I graduated in Archaeology (specialising in Roman Mediterranean Archaeology) at Ghent University in 2015. My master thesis - which was awarded with the Jacques A.E. Nenquin prize - analysed the placement of Roman honorary statues on fora in Italy. In 2016, I obtained an FWO-scholarship for my PhD on Roman urban economic architecture/space and its spatial organisation. In this dissertation, I assessed how non-invasive survey techniques, such as aerial photography and geophysical survey, can be used to identify economic buildings and can contribute to debates on urban economic zoning. One building, the macellum, a specialised food market, was proven to be detected by such non-invasive methods in multiple towns. Therefore, this market building was selected as close-up case study in my PhD and a critical restudy of the building was conducted. I further examined the urban location of these markets and their relationship with wider urban movement patterns by using space syntax methodology, a set of analytical techniques aimed at calculating spatial relationship and accessibility in cities.
After defending my PhD in October 2020, I was awarded with a six month postdoctoral fellowship at the Academia Belgica in Rome (AB-FWO funded). During this fellowship (January-June 2021), I studied the spread, appearance and organisation of food markets across the Roman Empire.
From July 2021 until April 2022, I worked as postdoctoral research assistant on a joint Ghent-VUB project that studies the effects of climate change on Roman society.
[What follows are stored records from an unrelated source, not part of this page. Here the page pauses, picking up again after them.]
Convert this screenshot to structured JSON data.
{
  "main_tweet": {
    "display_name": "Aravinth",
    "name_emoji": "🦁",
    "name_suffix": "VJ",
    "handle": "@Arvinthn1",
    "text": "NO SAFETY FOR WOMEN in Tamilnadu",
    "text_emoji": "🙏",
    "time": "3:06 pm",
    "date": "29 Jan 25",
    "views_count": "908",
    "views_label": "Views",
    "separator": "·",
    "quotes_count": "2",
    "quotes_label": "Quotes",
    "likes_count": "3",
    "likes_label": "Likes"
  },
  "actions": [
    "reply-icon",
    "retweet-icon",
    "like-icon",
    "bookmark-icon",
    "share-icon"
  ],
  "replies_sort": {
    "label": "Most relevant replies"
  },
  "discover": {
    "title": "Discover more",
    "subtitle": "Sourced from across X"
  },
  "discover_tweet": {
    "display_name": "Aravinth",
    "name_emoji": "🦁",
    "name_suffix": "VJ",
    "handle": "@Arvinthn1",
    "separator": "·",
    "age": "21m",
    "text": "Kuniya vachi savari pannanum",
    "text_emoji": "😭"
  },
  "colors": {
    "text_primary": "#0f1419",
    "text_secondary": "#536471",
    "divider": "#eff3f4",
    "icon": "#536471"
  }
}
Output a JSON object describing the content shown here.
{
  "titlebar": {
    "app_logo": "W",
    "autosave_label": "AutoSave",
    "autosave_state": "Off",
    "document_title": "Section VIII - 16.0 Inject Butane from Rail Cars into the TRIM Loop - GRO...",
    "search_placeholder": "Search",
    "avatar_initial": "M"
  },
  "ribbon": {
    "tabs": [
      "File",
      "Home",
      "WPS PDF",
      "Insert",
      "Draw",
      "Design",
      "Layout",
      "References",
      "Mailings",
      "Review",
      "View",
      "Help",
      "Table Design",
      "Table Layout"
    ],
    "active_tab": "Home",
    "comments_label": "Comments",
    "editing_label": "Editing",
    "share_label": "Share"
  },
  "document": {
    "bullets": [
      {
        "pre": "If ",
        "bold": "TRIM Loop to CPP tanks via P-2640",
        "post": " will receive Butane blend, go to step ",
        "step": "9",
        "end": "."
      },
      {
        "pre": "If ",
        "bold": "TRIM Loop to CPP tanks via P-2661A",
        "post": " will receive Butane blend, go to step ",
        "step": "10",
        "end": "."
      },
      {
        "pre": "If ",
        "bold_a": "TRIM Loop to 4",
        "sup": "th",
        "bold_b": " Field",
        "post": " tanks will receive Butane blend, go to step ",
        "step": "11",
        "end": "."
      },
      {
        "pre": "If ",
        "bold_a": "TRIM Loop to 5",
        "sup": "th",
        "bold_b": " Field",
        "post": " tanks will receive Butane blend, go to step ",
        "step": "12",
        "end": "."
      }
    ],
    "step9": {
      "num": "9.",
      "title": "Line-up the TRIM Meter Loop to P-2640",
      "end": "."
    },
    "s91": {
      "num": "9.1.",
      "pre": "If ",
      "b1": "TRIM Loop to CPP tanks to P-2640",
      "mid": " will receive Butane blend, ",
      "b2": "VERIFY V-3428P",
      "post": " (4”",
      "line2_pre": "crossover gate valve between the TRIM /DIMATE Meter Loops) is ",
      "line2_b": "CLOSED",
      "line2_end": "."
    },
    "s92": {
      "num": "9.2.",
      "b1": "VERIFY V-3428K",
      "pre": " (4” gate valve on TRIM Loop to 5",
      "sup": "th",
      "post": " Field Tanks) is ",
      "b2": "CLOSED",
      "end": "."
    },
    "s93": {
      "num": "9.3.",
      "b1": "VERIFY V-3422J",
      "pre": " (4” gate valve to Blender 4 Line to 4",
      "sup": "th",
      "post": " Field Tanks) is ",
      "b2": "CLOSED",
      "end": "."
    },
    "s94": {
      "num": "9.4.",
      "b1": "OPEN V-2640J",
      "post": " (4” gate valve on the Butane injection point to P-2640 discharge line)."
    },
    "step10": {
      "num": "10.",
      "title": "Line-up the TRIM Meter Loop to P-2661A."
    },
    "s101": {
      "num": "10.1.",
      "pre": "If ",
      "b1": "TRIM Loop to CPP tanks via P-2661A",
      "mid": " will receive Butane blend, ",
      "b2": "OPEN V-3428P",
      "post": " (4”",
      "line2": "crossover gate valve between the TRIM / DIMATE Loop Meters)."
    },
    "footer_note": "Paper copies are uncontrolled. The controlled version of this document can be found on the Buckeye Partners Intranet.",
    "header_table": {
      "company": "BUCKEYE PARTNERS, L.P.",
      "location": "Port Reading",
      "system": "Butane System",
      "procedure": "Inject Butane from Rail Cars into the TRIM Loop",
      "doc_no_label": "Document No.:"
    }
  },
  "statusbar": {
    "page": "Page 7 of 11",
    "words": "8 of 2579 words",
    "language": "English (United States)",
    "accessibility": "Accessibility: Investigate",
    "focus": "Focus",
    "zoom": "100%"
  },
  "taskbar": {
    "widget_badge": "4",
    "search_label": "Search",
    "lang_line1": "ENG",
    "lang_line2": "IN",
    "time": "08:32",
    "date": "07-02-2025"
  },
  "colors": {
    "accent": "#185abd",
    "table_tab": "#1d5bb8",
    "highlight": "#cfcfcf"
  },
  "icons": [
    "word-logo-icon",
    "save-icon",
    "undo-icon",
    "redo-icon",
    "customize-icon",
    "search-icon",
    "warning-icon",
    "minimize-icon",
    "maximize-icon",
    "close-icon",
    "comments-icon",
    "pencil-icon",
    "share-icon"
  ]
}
For the academic year 2022-2023, I hold a BAEF-funded postdoctoral fellowship at the Harvard University Classics Department. My project here deals with the unique local transformations of Roman food markets by using a life history and biography approach.